┌─ Dataset

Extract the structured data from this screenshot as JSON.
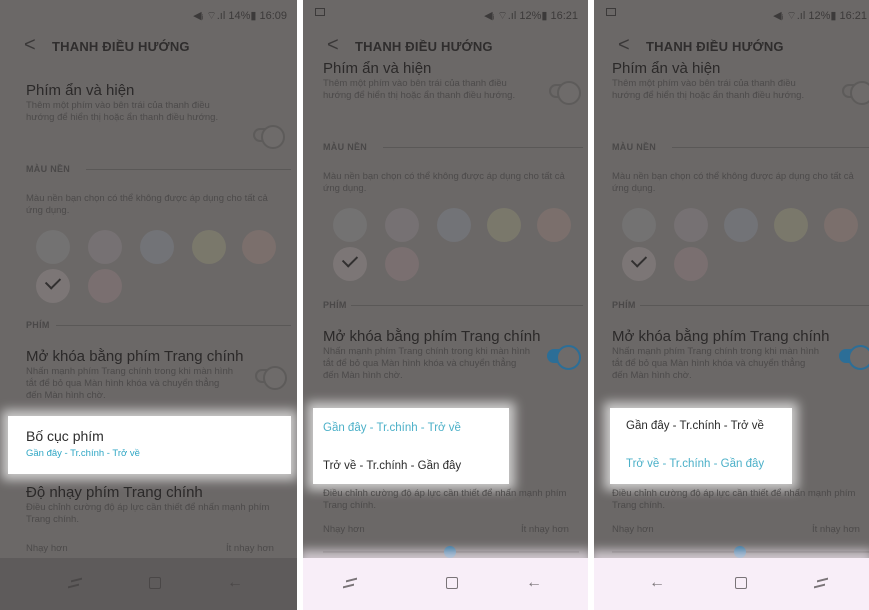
{
  "status": {
    "s1": "◀ᵢ ⌔.ıl 14%▮ 16:09",
    "s2": "◀ᵢ ⌔.ıl 12%▮ 16:21",
    "s3": "◀ᵢ ⌔.ıl 12%▮ 16:21"
  },
  "header": {
    "back_icon": "<",
    "title": "THANH ĐIỀU HƯỚNG"
  },
  "show_hide": {
    "title": "Phím ẩn và hiện",
    "desc": "Thêm một phím vào bên trái của thanh điều hướng để hiển thị hoặc ẩn thanh điều hướng."
  },
  "background": {
    "section": "MÀU NỀN",
    "desc": "Màu nền bạn chọn có thể không được áp dụng cho tất cả ứng dụng.",
    "swatches": [
      "#737272",
      "#767173",
      "#727377",
      "#7a786b",
      "#7b6f6c",
      "#7c7676",
      "#7a6f70"
    ]
  },
  "keys": {
    "section": "PHÍM",
    "unlock_title": "Mở khóa bằng phím Trang chính",
    "unlock_desc": "Nhấn mạnh phím Trang chính trong khi màn hình tắt để bỏ qua Màn hình khóa và chuyển thẳng đến Màn hình chờ."
  },
  "layout": {
    "title": "Bố cục phím",
    "value": "Gần đây - Tr.chính - Trở về",
    "option_a": "Gần đây - Tr.chính - Trở về",
    "option_b": "Trở về - Tr.chính - Gần đây"
  },
  "sensitivity": {
    "title": "Độ nhạy phím Trang chính",
    "desc": "Điều chỉnh cường độ áp lực cần thiết để nhấn mạnh phím Trang chính.",
    "more": "Nhạy hơn",
    "less": "Ít nhạy hơn",
    "level": 0.5
  },
  "accent_colors": {
    "teal": "#2ea6c4",
    "blue": "#2c6e97"
  }
}
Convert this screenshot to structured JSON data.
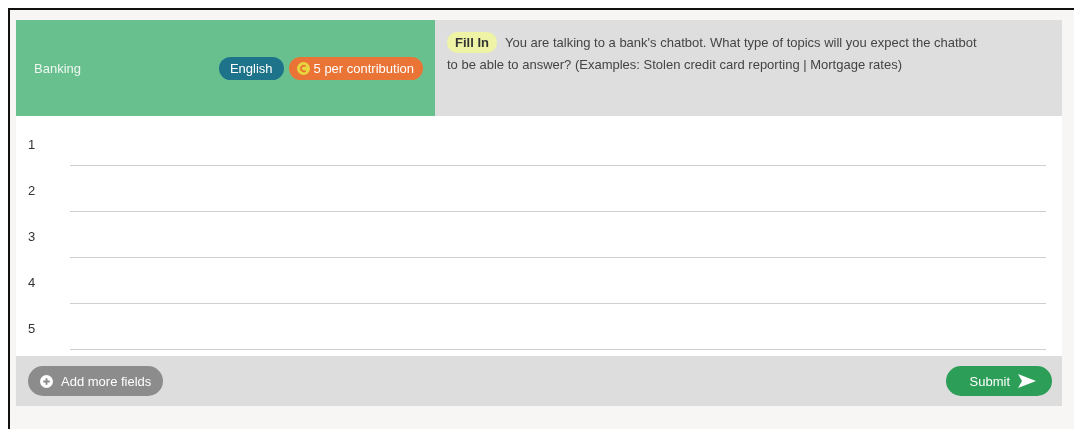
{
  "task": {
    "category": "Banking",
    "language": "English",
    "reward": "5 per contribution",
    "type_badge": "Fill In",
    "prompt": "You are talking to a bank's chatbot. What type of topics will you expect the chatbot to be able to answer? (Examples: Stolen credit card reporting | Mortgage rates)"
  },
  "fields": [
    {
      "number": "1"
    },
    {
      "number": "2"
    },
    {
      "number": "3"
    },
    {
      "number": "4"
    },
    {
      "number": "5"
    }
  ],
  "footer": {
    "add_button": "Add more fields",
    "submit_button": "Submit"
  }
}
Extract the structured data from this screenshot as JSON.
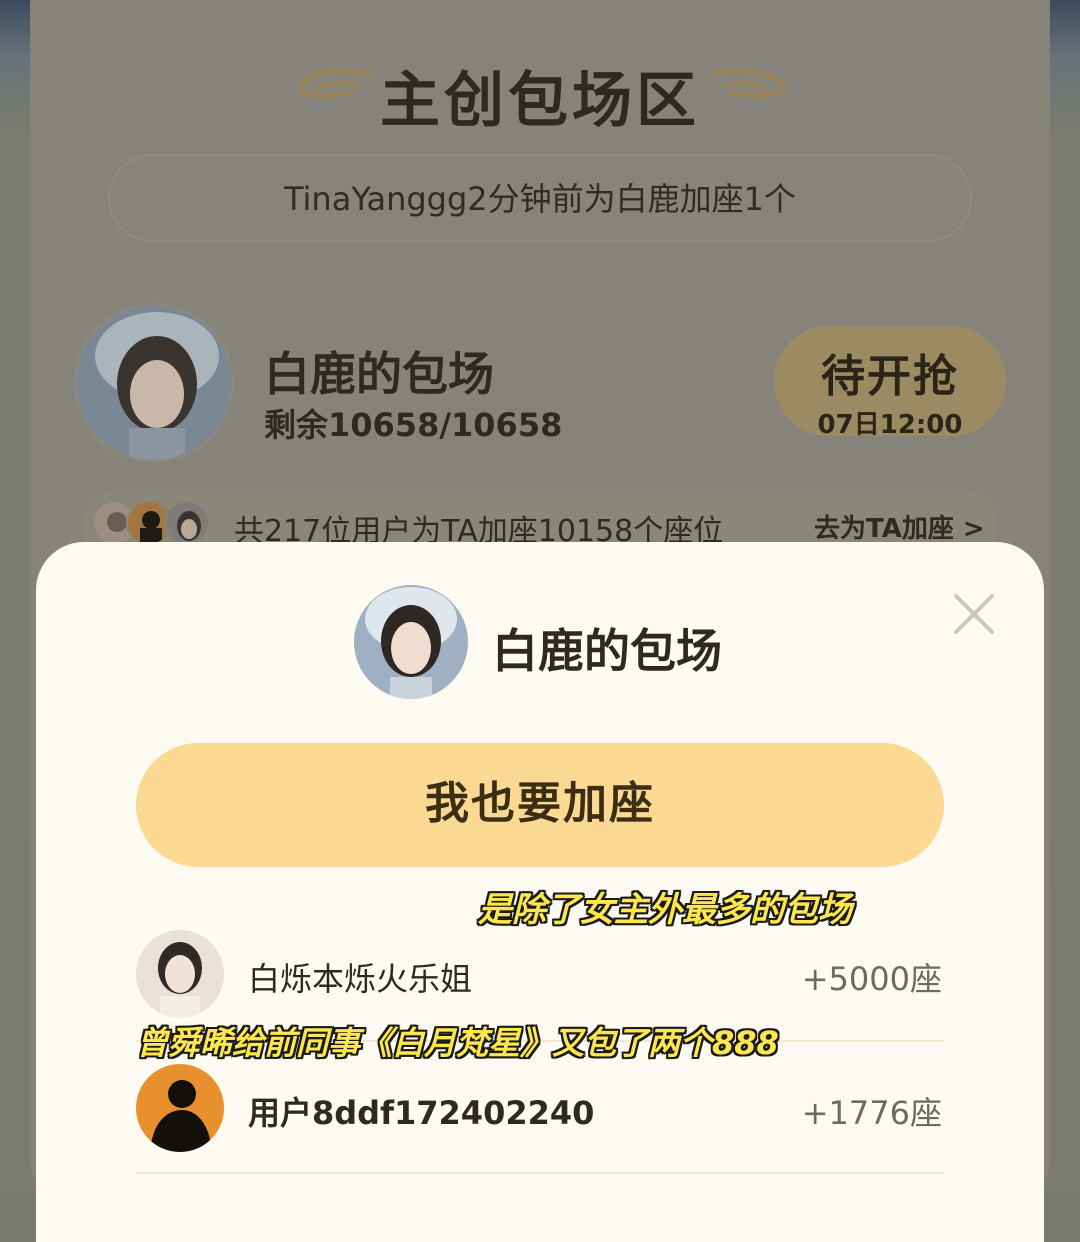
{
  "section": {
    "title": "主创包场区",
    "ticker": "TinaYanggg2分钟前为白鹿加座1个"
  },
  "host": {
    "name": "白鹿的包场",
    "remaining": "剩余10658/10658",
    "status_label": "待开抢",
    "status_time": "07日12:00"
  },
  "summary": {
    "text": "共217位用户为TA加座10158个座位",
    "link": "去为TA加座 >"
  },
  "sheet": {
    "title": "白鹿的包场",
    "join_button": "我也要加座",
    "close_icon": "close-icon"
  },
  "captions": [
    "是除了女主外最多的包场",
    "曾舜晞给前同事《白月梵星》又包了两个888"
  ],
  "contributors": [
    {
      "name": "白烁本烁火乐姐",
      "seats": "+5000座"
    },
    {
      "name": "用户8ddf172402240",
      "seats": "+1776座"
    }
  ],
  "colors": {
    "join_button": "#fbd993",
    "sheet_bg": "#fdfbf1",
    "caption_yellow": "#fde74c"
  }
}
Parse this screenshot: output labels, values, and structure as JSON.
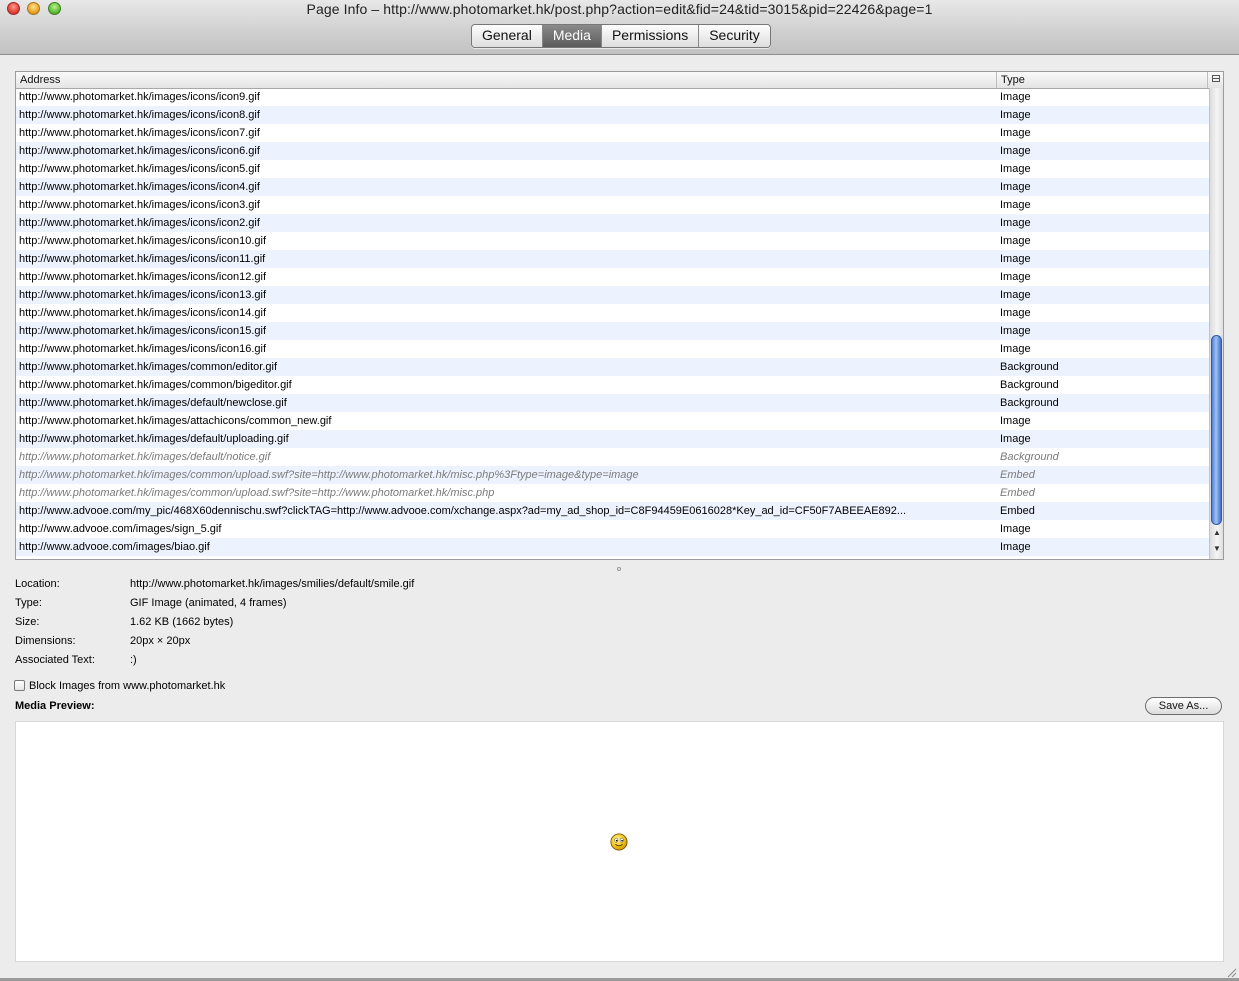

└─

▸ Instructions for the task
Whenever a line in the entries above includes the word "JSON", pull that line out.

▸ Response
Extract the structured data from this screenshot as JSON.
Convert this screenshot to structured JSON data.
Extract the structured data from this screenshot as JSON.
Parse this screenshot: output labels, values, and structure as JSON.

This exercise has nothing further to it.